Content starts
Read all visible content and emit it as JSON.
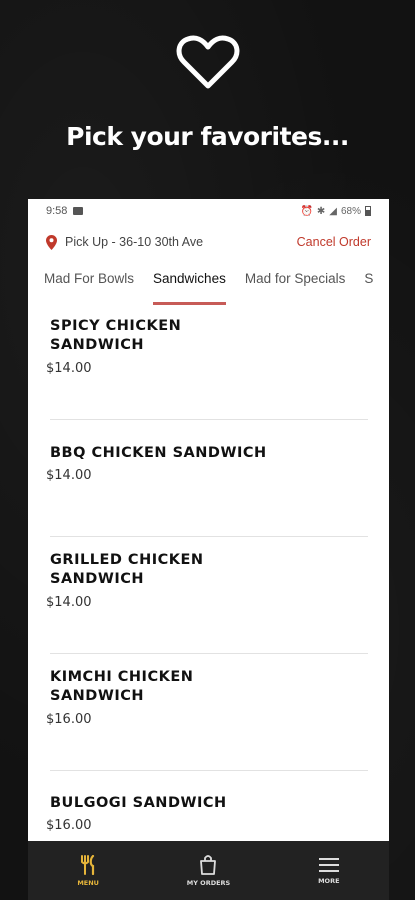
{
  "promo": {
    "icon": "heart-outline-icon",
    "title": "Pick your favorites..."
  },
  "status_bar": {
    "time": "9:58",
    "battery": "68%"
  },
  "pickup": {
    "label": "Pick Up - 36-10 30th Ave",
    "cancel_label": "Cancel Order"
  },
  "tabs": [
    {
      "label": "Mad For Bowls",
      "active": false
    },
    {
      "label": "Sandwiches",
      "active": true
    },
    {
      "label": "Mad for Specials",
      "active": false
    },
    {
      "label": "S",
      "active": false
    }
  ],
  "menu_items": [
    {
      "name": "SPICY CHICKEN SANDWICH",
      "price": "$14.00"
    },
    {
      "name": "BBQ CHICKEN SANDWICH",
      "price": "$14.00"
    },
    {
      "name": "GRILLED CHICKEN SANDWICH",
      "price": "$14.00"
    },
    {
      "name": "KIMCHI CHICKEN SANDWICH",
      "price": "$16.00"
    },
    {
      "name": "BULGOGI SANDWICH",
      "price": "$16.00"
    }
  ],
  "bottom_nav": [
    {
      "label": "MENU",
      "icon": "fork-knife-icon",
      "active": true
    },
    {
      "label": "MY ORDERS",
      "icon": "shopping-bag-icon",
      "active": false
    },
    {
      "label": "MORE",
      "icon": "hamburger-menu-icon",
      "active": false
    }
  ],
  "colors": {
    "accent_red": "#c75b57",
    "cancel_red": "#c0392b",
    "nav_active": "#e6b53a",
    "nav_bg": "#222222"
  }
}
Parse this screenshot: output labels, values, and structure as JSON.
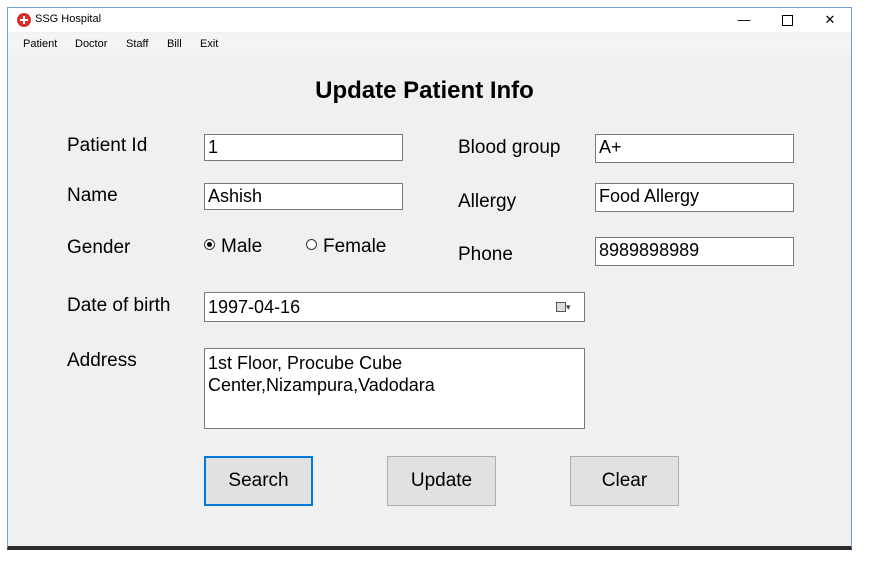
{
  "window": {
    "title": "SSG Hospital",
    "controls": {
      "minimize": "—",
      "close": "✕"
    }
  },
  "menu": [
    "Patient",
    "Doctor",
    "Staff",
    "Bill",
    "Exit"
  ],
  "form": {
    "heading": "Update Patient Info",
    "labels": {
      "patient_id": "Patient Id",
      "name": "Name",
      "gender": "Gender",
      "dob": "Date of birth",
      "address": "Address",
      "blood_group": "Blood group",
      "allergy": "Allergy",
      "phone": "Phone"
    },
    "values": {
      "patient_id": "1",
      "name": "Ashish",
      "blood_group": "A+",
      "allergy": "Food Allergy",
      "phone": "8989898989",
      "dob": "1997-04-16",
      "address_line1": "1st Floor, Procube Cube",
      "address_line2": "Center,Nizampura,Vadodara"
    },
    "gender_options": {
      "male": "Male",
      "female": "Female",
      "selected": "Male"
    }
  },
  "buttons": {
    "search": "Search",
    "update": "Update",
    "clear": "Clear"
  },
  "colors": {
    "accent": "#0078d7",
    "window_bg": "#f0f0f0",
    "icon_red": "#d32f2f"
  }
}
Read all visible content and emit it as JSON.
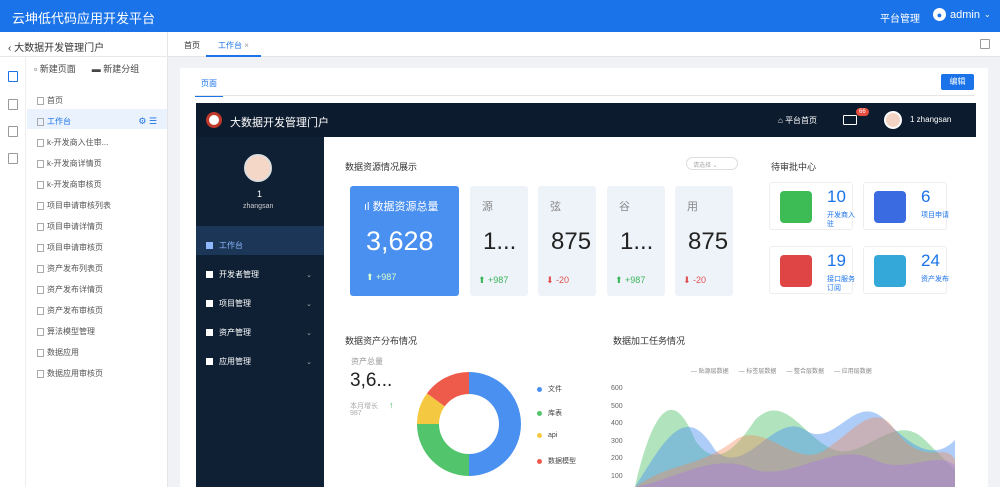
{
  "app": {
    "title": "云坤低代码应用开发平台",
    "nav_label": "平台管理",
    "user": "admin"
  },
  "left_panel": {
    "back_title": "大数据开发管理门户",
    "new_page": "新建页面",
    "new_group": "新建分组",
    "items": [
      {
        "label": "首页"
      },
      {
        "label": "工作台",
        "active": true
      },
      {
        "label": "k-开发商入住审..."
      },
      {
        "label": "k-开发商详情页"
      },
      {
        "label": "k-开发商审核页"
      },
      {
        "label": "项目申请审核列表"
      },
      {
        "label": "项目申请详情页"
      },
      {
        "label": "项目申请审核页"
      },
      {
        "label": "资产发布列表页"
      },
      {
        "label": "资产发布详情页"
      },
      {
        "label": "资产发布审核页"
      },
      {
        "label": "算法模型管理"
      },
      {
        "label": "数据应用"
      },
      {
        "label": "数据应用审核页"
      }
    ]
  },
  "tabs": [
    {
      "label": "首页"
    },
    {
      "label": "工作台",
      "closable": "×"
    }
  ],
  "content": {
    "subtab": "页面",
    "edit_btn": "编辑"
  },
  "portal": {
    "title": "大数据开发管理门户",
    "home": "平台首页",
    "mail_badge": "66",
    "username": "1   zhangsan",
    "sidebar_user_num": "1",
    "sidebar_user_name": "zhangsan",
    "nav": [
      {
        "label": "工作台",
        "active": true
      },
      {
        "label": "开发者管理"
      },
      {
        "label": "项目管理"
      },
      {
        "label": "资产管理"
      },
      {
        "label": "应用管理"
      }
    ]
  },
  "stats": {
    "title": "数据资源情况展示",
    "filter": "请选择",
    "main": {
      "label": "数据资源总量",
      "value": "3,628",
      "delta": "+987"
    },
    "cards": [
      {
        "icon": "源",
        "value": "1...",
        "delta": "+987",
        "dir": "up"
      },
      {
        "icon": "弦",
        "value": "875",
        "delta": "-20",
        "dir": "down"
      },
      {
        "icon": "谷",
        "value": "1...",
        "delta": "+987",
        "dir": "up"
      },
      {
        "icon": "用",
        "value": "875",
        "delta": "-20",
        "dir": "down"
      }
    ]
  },
  "approval": {
    "title": "待审批中心",
    "items": [
      {
        "num": "10",
        "label": "开发商入驻",
        "color": "#3dbb55"
      },
      {
        "num": "6",
        "label": "项目申请",
        "color": "#3a6be0"
      },
      {
        "num": "19",
        "label": "接口服务订阅",
        "color": "#e04545"
      },
      {
        "num": "24",
        "label": "资产发布",
        "color": "#34a8d8"
      }
    ]
  },
  "distribution": {
    "title": "数据资产分布情况",
    "total_label": "资产总量",
    "total_value": "3,6...",
    "month_label": "本月增长",
    "month_value": "987",
    "legend": [
      {
        "label": "文件",
        "color": "#4a90f0"
      },
      {
        "label": "库表",
        "color": "#52c46c"
      },
      {
        "label": "api",
        "color": "#f5c842"
      },
      {
        "label": "数据模型",
        "color": "#ef5b4b"
      }
    ],
    "slices": [
      0.5,
      0.25,
      0.1,
      0.15
    ]
  },
  "tasks": {
    "title": "数据加工任务情况",
    "legend": [
      "贴源层数据",
      "标签层数据",
      "整合层数据",
      "应用层数据"
    ],
    "yticks": [
      "600",
      "500",
      "400",
      "300",
      "200",
      "100"
    ]
  }
}
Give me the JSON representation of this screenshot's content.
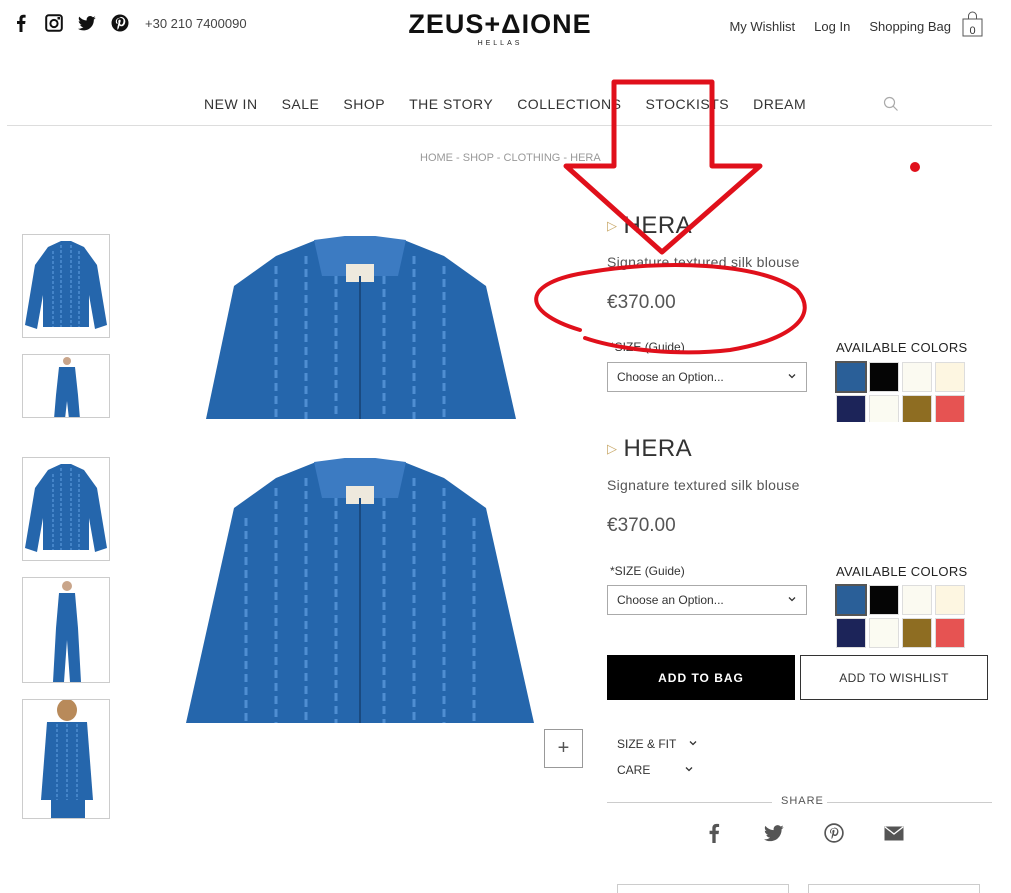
{
  "header": {
    "social_icons": [
      "facebook-icon",
      "instagram-icon",
      "twitter-icon",
      "pinterest-icon"
    ],
    "phone": "+30 210 7400090",
    "logo_main": "ZEUS+ΔIONE",
    "logo_sub": "HELLAS",
    "links": {
      "wishlist": "My Wishlist",
      "login": "Log In",
      "bag": "Shopping Bag"
    },
    "bag_count": "0"
  },
  "nav": {
    "items": [
      "NEW IN",
      "SALE",
      "SHOP",
      "THE STORY",
      "COLLECTIONS",
      "STOCKISTS",
      "DREAM"
    ],
    "search_icon": "search-icon"
  },
  "breadcrumb": "HOME - SHOP - CLOTHING - HERA",
  "product": {
    "title": "HERA",
    "description": "Signature textured silk blouse",
    "price": "€370.00",
    "size_label": "*SIZE ",
    "size_guide": "(Guide)",
    "size_placeholder": "Choose an Option...",
    "colors_label": "AVAILABLE COLORS",
    "colors": [
      "#2a5f98",
      "#050505",
      "#fbfaf1",
      "#fdf6e1",
      "#1c2459",
      "#fbfbf2",
      "#8e6d22",
      "#e65352"
    ],
    "selected_color_index": 0,
    "add_to_bag": "ADD TO BAG",
    "add_to_wishlist": "ADD TO WISHLIST",
    "accordion": [
      "SIZE & FIT",
      "CARE"
    ],
    "share_label": "SHARE",
    "share_icons": [
      "facebook-icon",
      "twitter-icon",
      "pinterest-icon",
      "email-icon"
    ],
    "zoom_label": "+"
  },
  "colors": {
    "accent": "#e0101b",
    "product_blue": "#2566ac",
    "stripe_blue": "#4f8ed2",
    "gold": "#c9a96a"
  }
}
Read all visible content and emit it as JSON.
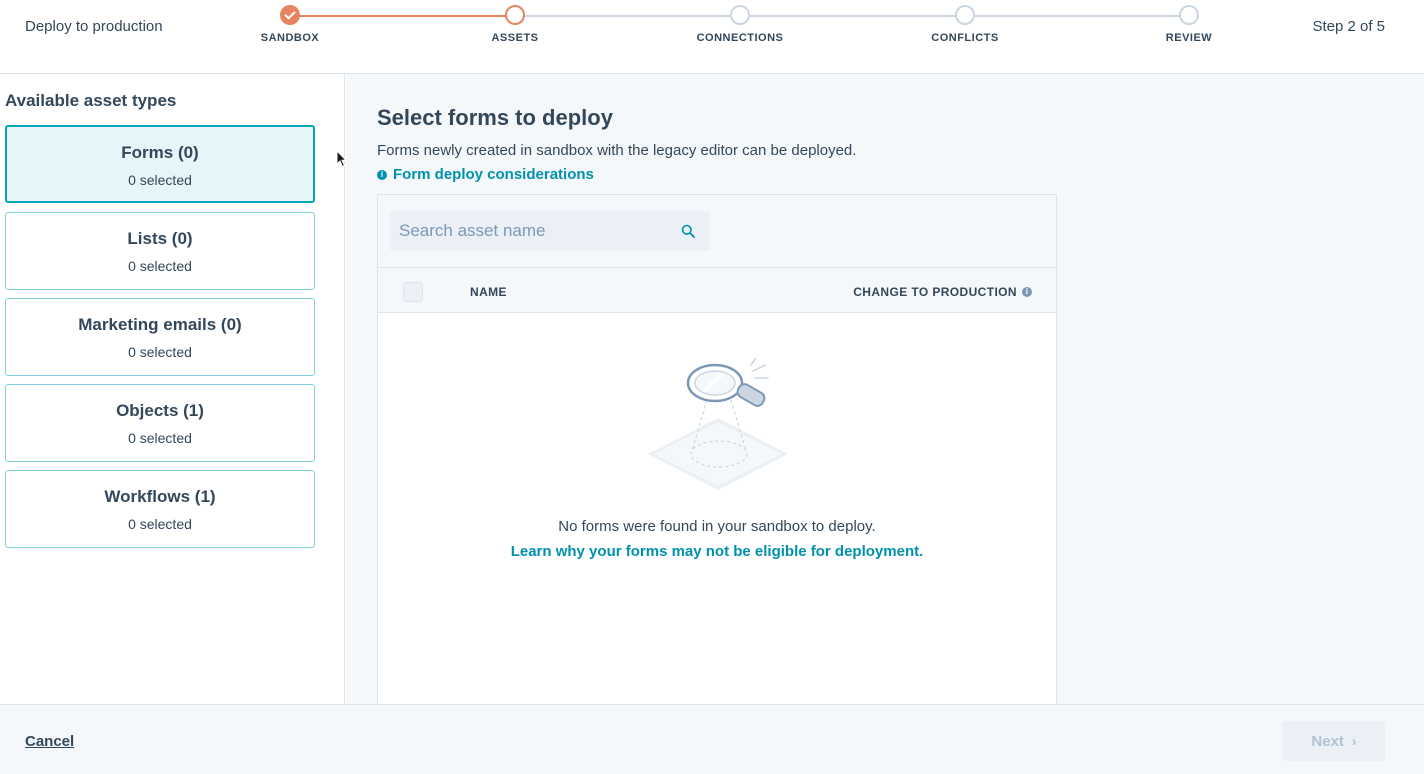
{
  "header": {
    "title": "Deploy to production",
    "step_count": "Step 2 of 5",
    "steps": [
      {
        "label": "SANDBOX",
        "state": "done"
      },
      {
        "label": "ASSETS",
        "state": "active"
      },
      {
        "label": "CONNECTIONS",
        "state": "todo"
      },
      {
        "label": "CONFLICTS",
        "state": "todo"
      },
      {
        "label": "REVIEW",
        "state": "todo"
      }
    ]
  },
  "sidebar": {
    "title": "Available asset types",
    "items": [
      {
        "title": "Forms (0)",
        "subtitle": "0 selected",
        "selected": true
      },
      {
        "title": "Lists (0)",
        "subtitle": "0 selected",
        "selected": false
      },
      {
        "title": "Marketing emails (0)",
        "subtitle": "0 selected",
        "selected": false
      },
      {
        "title": "Objects (1)",
        "subtitle": "0 selected",
        "selected": false
      },
      {
        "title": "Workflows (1)",
        "subtitle": "0 selected",
        "selected": false
      }
    ]
  },
  "main": {
    "title": "Select forms to deploy",
    "description": "Forms newly created in sandbox with the legacy editor can be deployed.",
    "considerations_link": "Form deploy considerations",
    "search": {
      "placeholder": "Search asset name",
      "value": ""
    },
    "table": {
      "columns": [
        "NAME",
        "CHANGE TO PRODUCTION"
      ],
      "rows": []
    },
    "empty_state": {
      "message": "No forms were found in your sandbox to deploy.",
      "link": "Learn why your forms may not be eligible for deployment."
    }
  },
  "footer": {
    "cancel_label": "Cancel",
    "next_label": "Next",
    "next_disabled": true
  },
  "colors": {
    "accent_orange": "#e68461",
    "link_teal": "#0091ae",
    "selected_border": "#00a4bd",
    "text": "#33475b"
  },
  "icons": [
    "check-icon",
    "info-icon",
    "search-icon",
    "chevron-right-icon",
    "magnifier-illustration",
    "mouse-cursor"
  ]
}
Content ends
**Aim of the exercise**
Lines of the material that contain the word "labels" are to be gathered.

**Response**
Parse this screenshot: output labels, values, and structure as JSON.
    "labels": {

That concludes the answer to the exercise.